Most curricula in the Great Books offer the various philosophies as inherently coherent and valid systems, suggesting to each student that there is finally no basis on which to decide which philosophy to adopt other than mere preference. One must simply decide. This Nietzschean (or Schmittian) lesson is reinforced by the typical organization of such curricula (where they persist), which is typically chronological. Given that most students today have deeply ingrained progressive worldviews (that is, the view that history has been the slow but steady advance of enlightenment in all forms, culminating in equal rights for all races, all genders, and all sexual preferences), a curriculum that begins with the Bible and Greek philosophy and ends with Nietzsche subtly suggests that Nietzsche is the culmination of Enlightenment’s trajectory. The fact that his philosophy is reinforced by the message that an education in the Great Books consists in exposure to equally compelling philosophies between which there is no objective basis to prefer only serves to deepen the most fundamental lesson of a course in the Great Books, which is a basic form of relativism. The choice of a personal philosophy is relative, and the basis on which one makes any such choice is finally arbitrary, the result of personal preference or attraction.
I would certainly agree that Great Books programs can end up being run in an essentially relativistic way. I recall one of the things that turned me off St. John’s College in Santa Fe was when the student guide who was taking us around on our high school student tour exclaimed, “You spend, like, the first couple months reading Plato, and it’s like mind-blowing. By the time you finish reading Plato, you don’t believe in anything anymore.”
I wouldn’t claim for either my current or my 17-year-old self any kind of serious Plato scholarship, but at the time I had already read some of the basics (Crito, Apology, Phaedo, Symposium, and Allegory of the Cave) and one things I was pretty sure of was that this was not the result I had found from reading Plato, nor that which the Church and Western Culture in general had derived from him.
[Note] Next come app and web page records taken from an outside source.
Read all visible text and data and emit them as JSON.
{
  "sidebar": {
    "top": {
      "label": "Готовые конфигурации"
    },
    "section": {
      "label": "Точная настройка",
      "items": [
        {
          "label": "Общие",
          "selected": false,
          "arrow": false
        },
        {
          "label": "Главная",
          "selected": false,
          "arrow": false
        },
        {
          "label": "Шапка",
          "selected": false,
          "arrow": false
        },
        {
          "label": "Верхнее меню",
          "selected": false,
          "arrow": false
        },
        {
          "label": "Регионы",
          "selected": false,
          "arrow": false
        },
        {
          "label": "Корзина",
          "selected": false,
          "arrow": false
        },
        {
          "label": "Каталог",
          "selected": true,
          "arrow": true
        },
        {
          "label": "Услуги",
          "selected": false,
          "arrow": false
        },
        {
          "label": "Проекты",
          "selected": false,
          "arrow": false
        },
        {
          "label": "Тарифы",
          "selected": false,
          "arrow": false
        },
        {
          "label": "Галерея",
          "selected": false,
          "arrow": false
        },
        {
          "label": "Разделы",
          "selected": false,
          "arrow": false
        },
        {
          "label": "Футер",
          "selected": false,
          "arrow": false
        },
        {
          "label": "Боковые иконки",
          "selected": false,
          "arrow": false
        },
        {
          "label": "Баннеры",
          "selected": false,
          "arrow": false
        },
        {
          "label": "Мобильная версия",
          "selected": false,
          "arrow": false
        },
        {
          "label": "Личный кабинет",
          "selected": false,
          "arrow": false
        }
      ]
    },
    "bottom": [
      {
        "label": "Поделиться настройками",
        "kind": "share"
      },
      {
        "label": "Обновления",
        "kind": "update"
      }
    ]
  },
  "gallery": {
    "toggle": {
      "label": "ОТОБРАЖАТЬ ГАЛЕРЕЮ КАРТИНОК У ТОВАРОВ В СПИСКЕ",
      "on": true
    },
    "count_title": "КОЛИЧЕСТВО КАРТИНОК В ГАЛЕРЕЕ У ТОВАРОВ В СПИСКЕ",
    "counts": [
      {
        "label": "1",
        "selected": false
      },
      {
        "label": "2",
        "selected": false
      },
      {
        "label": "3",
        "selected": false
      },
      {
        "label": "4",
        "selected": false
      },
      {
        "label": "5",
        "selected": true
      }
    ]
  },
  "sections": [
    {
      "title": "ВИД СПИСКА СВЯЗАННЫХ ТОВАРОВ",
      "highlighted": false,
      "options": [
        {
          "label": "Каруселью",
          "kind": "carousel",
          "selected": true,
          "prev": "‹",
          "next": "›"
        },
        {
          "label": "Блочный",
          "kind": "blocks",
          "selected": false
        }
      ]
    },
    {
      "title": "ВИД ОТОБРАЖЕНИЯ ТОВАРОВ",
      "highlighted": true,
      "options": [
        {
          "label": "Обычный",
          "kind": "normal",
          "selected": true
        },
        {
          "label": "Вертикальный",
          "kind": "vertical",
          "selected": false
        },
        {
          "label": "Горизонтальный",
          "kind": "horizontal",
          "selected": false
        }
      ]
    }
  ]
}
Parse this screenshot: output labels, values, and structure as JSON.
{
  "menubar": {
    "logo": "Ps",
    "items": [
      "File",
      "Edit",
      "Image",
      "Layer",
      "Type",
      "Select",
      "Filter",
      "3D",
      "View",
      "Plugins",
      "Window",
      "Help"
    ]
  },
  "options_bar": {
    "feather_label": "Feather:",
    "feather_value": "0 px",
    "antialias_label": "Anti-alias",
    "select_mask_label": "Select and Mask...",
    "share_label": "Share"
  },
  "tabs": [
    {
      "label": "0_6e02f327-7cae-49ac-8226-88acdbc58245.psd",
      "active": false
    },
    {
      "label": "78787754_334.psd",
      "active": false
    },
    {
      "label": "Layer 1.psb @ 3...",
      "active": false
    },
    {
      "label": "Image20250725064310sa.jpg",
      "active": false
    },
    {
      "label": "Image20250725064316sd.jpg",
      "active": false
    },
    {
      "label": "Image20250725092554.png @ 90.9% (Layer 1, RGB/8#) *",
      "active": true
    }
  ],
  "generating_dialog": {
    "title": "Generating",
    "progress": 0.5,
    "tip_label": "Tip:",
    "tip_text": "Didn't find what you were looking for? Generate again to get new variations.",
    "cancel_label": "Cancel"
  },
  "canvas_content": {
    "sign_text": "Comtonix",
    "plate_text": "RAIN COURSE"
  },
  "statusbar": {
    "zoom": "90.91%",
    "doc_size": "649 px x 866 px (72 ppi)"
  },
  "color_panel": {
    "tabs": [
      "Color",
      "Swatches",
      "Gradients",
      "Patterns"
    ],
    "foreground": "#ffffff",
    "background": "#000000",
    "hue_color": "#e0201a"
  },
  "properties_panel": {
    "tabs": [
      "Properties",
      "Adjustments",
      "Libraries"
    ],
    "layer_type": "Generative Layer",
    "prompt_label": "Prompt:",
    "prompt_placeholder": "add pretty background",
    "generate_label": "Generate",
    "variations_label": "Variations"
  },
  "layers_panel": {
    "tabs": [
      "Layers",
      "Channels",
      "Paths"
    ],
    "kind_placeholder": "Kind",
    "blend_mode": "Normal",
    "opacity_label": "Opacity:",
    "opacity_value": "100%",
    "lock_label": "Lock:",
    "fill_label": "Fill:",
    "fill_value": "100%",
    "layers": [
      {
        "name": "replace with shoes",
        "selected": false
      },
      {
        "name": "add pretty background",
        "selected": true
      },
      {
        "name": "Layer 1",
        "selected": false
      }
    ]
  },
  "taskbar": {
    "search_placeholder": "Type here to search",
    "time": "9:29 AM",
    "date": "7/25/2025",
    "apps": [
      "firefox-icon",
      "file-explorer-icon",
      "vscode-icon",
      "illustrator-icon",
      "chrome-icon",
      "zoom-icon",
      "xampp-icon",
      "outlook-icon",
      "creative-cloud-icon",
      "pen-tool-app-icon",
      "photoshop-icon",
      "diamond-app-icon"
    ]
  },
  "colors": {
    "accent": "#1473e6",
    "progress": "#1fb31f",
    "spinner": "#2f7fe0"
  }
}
If a Great Books program is run by relativists, it will have a certain tendency to turn out relativists. So I would agree with Deneen that it is not enough for us to push for Great Books programs and simply leave it at that. However, I would tend to differ somewhat from his analysis here in that I retain a fair amount of faith in the fundamental power of the great works of Western Civilization to speak for themselves. While I don’t think that the mere creation of a Great Books program is the end of the road, with little weight given to how it’s run and by whom, it does at least seem to me that for those who believe an education rooted in Western Culture is important, reading the works themselves is a great start. Surely it is better to have someone with a well ordered understanding of their place in the western canon to guide the student through such a program — indeed, my experience in the Great Books core curriculum at Steubenville underlined for me how at sea a group of unprepared students can get reading the Ancient Greeks without proper preparation and guidance — but I have enough faith in the quality of the great books themselves to think that it is better to have read them under almost any circumstances than not to have read them at all.